     When must SBCs be provided? Soon, but not yet.

Employers that sponsor group health plans should plan to comply with this new disclosure requirement imposed by the Patient Protection and Affordable Care Act and the Health Care and Education Reconciliation Act, together popularly known as Health Care Reform.    Both self-insured health plans and insured group health plans (both grandfathered and non-grandfathered) must provide SBCs to participants and beneficiaries.

  • The plan sponsor or designated plan administrator of a self-insured group health plan must provide the SBC.
  • For insured plans, the insurer and the plan are jointly responsible for providing the SBC.  If either entity provides the SBC, the requirement will be satisfied for both, provided the timing and content requirements are otherwise met.

SBCs do not replace Summary Plan Descriptions.  Plan administrators must also provide the usual Summary Plan Description.

The current deadline for providing an SBC is March 23, 2012, but the Department of Labor has indicated in guidance that it is working to finalize its proposed regulations on SBCs, and as a result, insurers and plans are not yet required to comply with this requirement.

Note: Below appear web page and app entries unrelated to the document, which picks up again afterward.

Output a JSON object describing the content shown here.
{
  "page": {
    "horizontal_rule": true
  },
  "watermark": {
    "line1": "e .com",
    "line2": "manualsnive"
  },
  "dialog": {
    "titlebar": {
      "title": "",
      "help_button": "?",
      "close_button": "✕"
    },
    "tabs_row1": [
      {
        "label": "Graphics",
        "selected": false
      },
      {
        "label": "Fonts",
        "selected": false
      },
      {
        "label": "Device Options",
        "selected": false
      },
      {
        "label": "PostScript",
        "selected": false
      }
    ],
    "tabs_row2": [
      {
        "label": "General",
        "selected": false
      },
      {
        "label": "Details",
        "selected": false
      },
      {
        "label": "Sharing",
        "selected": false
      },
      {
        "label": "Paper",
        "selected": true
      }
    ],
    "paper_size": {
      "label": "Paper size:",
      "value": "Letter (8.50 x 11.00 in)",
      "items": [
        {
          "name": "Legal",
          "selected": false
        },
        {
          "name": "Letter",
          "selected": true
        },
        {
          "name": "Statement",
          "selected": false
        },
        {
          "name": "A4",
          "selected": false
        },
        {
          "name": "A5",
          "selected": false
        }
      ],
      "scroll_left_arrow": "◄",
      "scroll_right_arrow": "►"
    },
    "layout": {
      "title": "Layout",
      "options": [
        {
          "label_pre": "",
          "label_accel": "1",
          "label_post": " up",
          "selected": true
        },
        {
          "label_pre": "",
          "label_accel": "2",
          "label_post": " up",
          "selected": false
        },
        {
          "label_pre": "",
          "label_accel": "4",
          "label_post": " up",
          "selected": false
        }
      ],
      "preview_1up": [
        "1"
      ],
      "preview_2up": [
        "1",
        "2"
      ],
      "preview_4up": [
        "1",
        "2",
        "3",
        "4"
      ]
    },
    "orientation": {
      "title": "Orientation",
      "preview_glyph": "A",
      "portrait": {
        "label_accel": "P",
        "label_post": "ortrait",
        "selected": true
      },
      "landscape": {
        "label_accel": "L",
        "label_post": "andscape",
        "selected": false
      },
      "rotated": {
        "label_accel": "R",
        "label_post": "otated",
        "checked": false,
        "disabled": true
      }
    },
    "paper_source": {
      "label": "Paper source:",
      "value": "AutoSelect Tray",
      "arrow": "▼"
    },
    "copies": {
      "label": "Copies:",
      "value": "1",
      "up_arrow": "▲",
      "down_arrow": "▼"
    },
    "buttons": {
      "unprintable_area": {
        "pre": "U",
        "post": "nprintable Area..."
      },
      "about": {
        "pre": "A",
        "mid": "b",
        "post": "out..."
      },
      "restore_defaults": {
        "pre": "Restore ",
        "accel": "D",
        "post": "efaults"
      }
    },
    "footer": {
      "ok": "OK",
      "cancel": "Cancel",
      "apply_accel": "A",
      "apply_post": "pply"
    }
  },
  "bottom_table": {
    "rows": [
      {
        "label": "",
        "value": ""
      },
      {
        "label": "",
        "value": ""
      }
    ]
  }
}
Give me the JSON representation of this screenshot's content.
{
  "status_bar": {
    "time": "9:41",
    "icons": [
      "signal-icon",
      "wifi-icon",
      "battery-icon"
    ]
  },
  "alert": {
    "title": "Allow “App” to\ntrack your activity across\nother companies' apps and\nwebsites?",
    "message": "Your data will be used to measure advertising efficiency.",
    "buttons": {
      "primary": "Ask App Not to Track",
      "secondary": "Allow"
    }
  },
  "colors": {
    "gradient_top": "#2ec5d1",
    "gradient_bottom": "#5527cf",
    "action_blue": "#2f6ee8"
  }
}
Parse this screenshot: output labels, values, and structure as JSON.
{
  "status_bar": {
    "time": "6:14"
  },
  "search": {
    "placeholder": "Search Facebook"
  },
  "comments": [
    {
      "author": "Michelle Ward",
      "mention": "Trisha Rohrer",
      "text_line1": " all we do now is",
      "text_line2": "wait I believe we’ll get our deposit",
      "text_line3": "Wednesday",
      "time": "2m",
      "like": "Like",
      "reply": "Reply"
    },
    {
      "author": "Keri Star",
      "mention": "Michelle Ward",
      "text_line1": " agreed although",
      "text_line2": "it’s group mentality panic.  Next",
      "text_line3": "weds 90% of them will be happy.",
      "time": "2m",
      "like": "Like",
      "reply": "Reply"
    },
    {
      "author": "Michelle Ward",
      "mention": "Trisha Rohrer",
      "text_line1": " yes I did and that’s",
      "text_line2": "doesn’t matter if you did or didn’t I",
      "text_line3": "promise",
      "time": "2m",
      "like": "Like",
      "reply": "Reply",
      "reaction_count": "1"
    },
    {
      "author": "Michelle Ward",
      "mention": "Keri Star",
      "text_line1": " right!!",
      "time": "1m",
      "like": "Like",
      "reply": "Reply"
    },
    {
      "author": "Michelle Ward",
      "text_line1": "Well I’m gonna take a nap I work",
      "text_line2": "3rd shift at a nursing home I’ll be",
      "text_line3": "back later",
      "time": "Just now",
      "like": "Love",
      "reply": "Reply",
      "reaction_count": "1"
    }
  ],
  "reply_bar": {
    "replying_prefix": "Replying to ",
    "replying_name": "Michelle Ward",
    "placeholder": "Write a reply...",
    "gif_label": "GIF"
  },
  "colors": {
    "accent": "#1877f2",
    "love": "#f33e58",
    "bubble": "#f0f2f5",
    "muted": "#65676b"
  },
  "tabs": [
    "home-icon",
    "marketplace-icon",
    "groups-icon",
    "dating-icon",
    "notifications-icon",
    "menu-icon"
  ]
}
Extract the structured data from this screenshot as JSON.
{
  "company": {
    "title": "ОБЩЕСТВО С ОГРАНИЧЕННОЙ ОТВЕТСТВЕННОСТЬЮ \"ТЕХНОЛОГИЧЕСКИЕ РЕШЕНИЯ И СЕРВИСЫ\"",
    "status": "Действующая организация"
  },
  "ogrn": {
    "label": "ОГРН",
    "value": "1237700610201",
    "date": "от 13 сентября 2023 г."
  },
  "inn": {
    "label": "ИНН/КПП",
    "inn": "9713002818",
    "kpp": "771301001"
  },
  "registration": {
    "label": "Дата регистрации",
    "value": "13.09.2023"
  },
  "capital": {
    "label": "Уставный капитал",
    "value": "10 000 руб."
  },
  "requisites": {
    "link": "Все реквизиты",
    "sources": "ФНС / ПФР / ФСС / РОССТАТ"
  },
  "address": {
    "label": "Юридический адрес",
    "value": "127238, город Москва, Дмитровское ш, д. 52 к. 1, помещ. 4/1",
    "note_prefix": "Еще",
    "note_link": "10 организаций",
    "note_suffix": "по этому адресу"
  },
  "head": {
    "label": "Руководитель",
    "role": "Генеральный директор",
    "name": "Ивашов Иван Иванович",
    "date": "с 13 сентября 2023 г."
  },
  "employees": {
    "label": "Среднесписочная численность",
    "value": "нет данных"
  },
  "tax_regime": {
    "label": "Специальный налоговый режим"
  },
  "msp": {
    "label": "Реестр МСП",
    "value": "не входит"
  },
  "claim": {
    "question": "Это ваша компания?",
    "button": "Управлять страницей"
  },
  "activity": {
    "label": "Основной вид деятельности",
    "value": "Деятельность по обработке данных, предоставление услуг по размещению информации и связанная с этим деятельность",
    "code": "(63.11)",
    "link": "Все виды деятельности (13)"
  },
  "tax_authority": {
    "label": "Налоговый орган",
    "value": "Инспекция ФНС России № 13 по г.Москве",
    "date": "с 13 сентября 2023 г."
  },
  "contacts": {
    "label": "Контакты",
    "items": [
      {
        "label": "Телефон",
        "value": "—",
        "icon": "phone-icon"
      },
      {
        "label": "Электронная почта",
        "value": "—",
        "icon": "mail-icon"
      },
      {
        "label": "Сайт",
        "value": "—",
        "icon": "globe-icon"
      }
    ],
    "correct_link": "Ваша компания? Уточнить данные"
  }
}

Penalties of up to $1,000 can be imposed against a plan administrator or insurer that willfully fails to provide an SBC.  Each failure to provide an SBC to an individual or entity is a separate violation.  Plan sponsors will also generally be subject to an excise tax under IRS section 4980D of up to $100 per day, per affected individual, unless certain exceptions apply.  The DOL has indicated that it plans to issue separate penalty regulations.

2012 Resolutions

Regardless of whether a plan is self-insured or fully insured; or, grandfathered or non-grandfathered, employers should take the following steps during the first quarter of 2012 –

  • Determine the number of benefit packages offered under each of the employer’s plans to ascertain how many SBCs must be prepared and distributed
  • Make contractual arrangements with insurers or TPAs, including appropriate indemnification language, regarding who will prepare and distribute the SBCs
  • Begin preparing distribution address lists
  • Assess whether, and the extent to which, the SBCs can be distributed electronically